Laban had refused to heed the commandments of the Lord relayed by Lehi’s sons to give them the plates. This was the first offense. After the sons had attempted to purchase the records, Laban had robbed them of their gold and silver, and precious things which they had offered for the plates, a second offense. Following this bartering session, Laban had sent his servants to slay Nephi and his brothers. After these three offenses, the Lord had delivered Laban into Nephi’s hands and justified his demise because of the future destiny of Lehi and his colony.

God is a God of law. Similar incidents are recorded in the stick of Judah. Samuel’s slaying of Agag (1 Samuel 15) and Elijah’s slaying of the prophets of Baal (1 Kings 18) are two biblical examples.

The Prophet Joseph Smith revealed a further dimension applicable to the Laban situation.

God said, “Thou shalt not kill;” at another time He said, “Thou shalt utterly destroy.” This is the principle on which the government of heaven is conducted-by revelation adapted to the circumstances in which the children of the kingdom are placed. Whatever God requires is right, no matter what it is, although we may not see the reason thereof till long after the events transpire.[9]
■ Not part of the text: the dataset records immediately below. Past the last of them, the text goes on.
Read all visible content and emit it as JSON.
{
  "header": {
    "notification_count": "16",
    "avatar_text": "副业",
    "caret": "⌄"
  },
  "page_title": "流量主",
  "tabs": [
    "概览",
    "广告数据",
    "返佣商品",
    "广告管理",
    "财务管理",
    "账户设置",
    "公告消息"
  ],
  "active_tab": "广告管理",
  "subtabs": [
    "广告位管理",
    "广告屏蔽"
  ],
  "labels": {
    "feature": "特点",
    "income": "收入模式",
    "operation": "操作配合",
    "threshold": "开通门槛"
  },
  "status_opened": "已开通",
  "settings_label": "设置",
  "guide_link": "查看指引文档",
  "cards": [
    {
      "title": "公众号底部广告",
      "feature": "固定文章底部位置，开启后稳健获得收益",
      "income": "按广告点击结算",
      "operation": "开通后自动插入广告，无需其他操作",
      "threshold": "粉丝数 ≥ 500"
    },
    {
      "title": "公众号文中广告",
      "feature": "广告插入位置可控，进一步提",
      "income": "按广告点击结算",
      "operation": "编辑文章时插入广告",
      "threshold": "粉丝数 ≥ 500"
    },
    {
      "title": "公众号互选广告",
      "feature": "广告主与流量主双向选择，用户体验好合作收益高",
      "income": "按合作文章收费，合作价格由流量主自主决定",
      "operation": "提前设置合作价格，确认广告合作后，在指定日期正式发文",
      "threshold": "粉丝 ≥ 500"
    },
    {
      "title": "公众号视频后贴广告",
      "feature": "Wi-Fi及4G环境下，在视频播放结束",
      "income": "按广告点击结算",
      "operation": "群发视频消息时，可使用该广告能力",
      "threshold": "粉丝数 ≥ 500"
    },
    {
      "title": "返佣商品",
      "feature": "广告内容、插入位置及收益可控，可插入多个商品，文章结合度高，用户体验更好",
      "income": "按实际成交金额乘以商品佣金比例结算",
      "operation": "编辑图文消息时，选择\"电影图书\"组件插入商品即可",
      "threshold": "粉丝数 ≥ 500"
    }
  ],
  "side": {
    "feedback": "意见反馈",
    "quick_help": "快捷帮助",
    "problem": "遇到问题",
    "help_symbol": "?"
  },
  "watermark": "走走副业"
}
Some may reason from this statement that truth is relative, but such reasoning is faulty. God understands the eternal and long-range effects of every situation and will always reveal the absolute truth. If all the variables are the same, the same directions will be given, but man is not able to comprehend the variables as is God. Thorough study of God’s word verifies his eternal nature of righteousness (Helaman 13:38) and that “the course of the Lord is one eternal round” not varying “from that which he hath said” (1 Nephi 10:19 and Alma 7:20).

After the death of Lehi, Nephi again sacrificed all and led “those who believed in the warnings and the revelations of God” into the wilderness to avoid war with Laman and his followers (2 Nephi 5:5–6). Undoubtedly Nephi’s life continued to follow the will of the Lord. This is evidenced by one of the closing remarks he wrote upon the plates. He stated that he gloried in Jesus who had redeemed his soul from hell (2 Nephi 33:6). His calling and election had been made sure; his faith had led him to salvation.

As Nephi taught, the Lord “leadeth away the righteous into precious lands, and the wicked he destroyeth” (1 Nephi 17:38). Mosiah, king of Zarahemla, led a group out from the wicked (Omni 1:12). Alma baptized the repentant and led them from among the wicked (Mosiah 18 and 23). The people of Ammon (converted Lamanites) followed the will of the Lord and were reestablished in the land of Jershon (Alma 27). All of these movements are other examples of faith unto life and salvation, knowing that the course they pursued was the will of the Lord. These examples within the Book of Mormon should inspire its readers to seek to know the will of the Lord concerning the course they should follow.

Conclusion

The Prophet Joseph Smith declared that by learning and abiding by the precepts of the Book of Mormon, a man would come nearer to God than by following any other book (Introduction). One of the precepts taught by Nephi was that through faith the Lord would make those whom he had chosen mighty “even unto the power of deliverance” (1 Nephi 1:20). Those who study the scriptures and faithfully keep the commandments will be blessed with the Lord’s spirit and be motivated to action. Those who are motivated to action because of their faith will have the principle of power in their lives to accomplish what they endeavor to do in righteousness beyond the natural abilities of man. Those who will sacrifice sufficiently will be led unto life and salvation by knowing that the course they pursue is the will of the Lord. Of these principles of faith, the Book of Mormon bears repeated testimony.



[1] There are those who question Joseph Smith as the author of Lectures on Faith. This paper will not discuss that issue but will treat them as written by the Prophet.

[2] Ibid., 1:9.

[3] Ibid., 1:13, 16.

[4] Ibid., 3:2–5.

[5] Ibid., 1:19.

[6] Ibid., 6:7.

[7] Ibid.

[8] Ibid., 6:2–3.

[9] Teachings of the Prophet Joseph Smith, comp. Joseph Fielding Smith (Salt Lake City: Deseret Book Co., 1976), p. 256.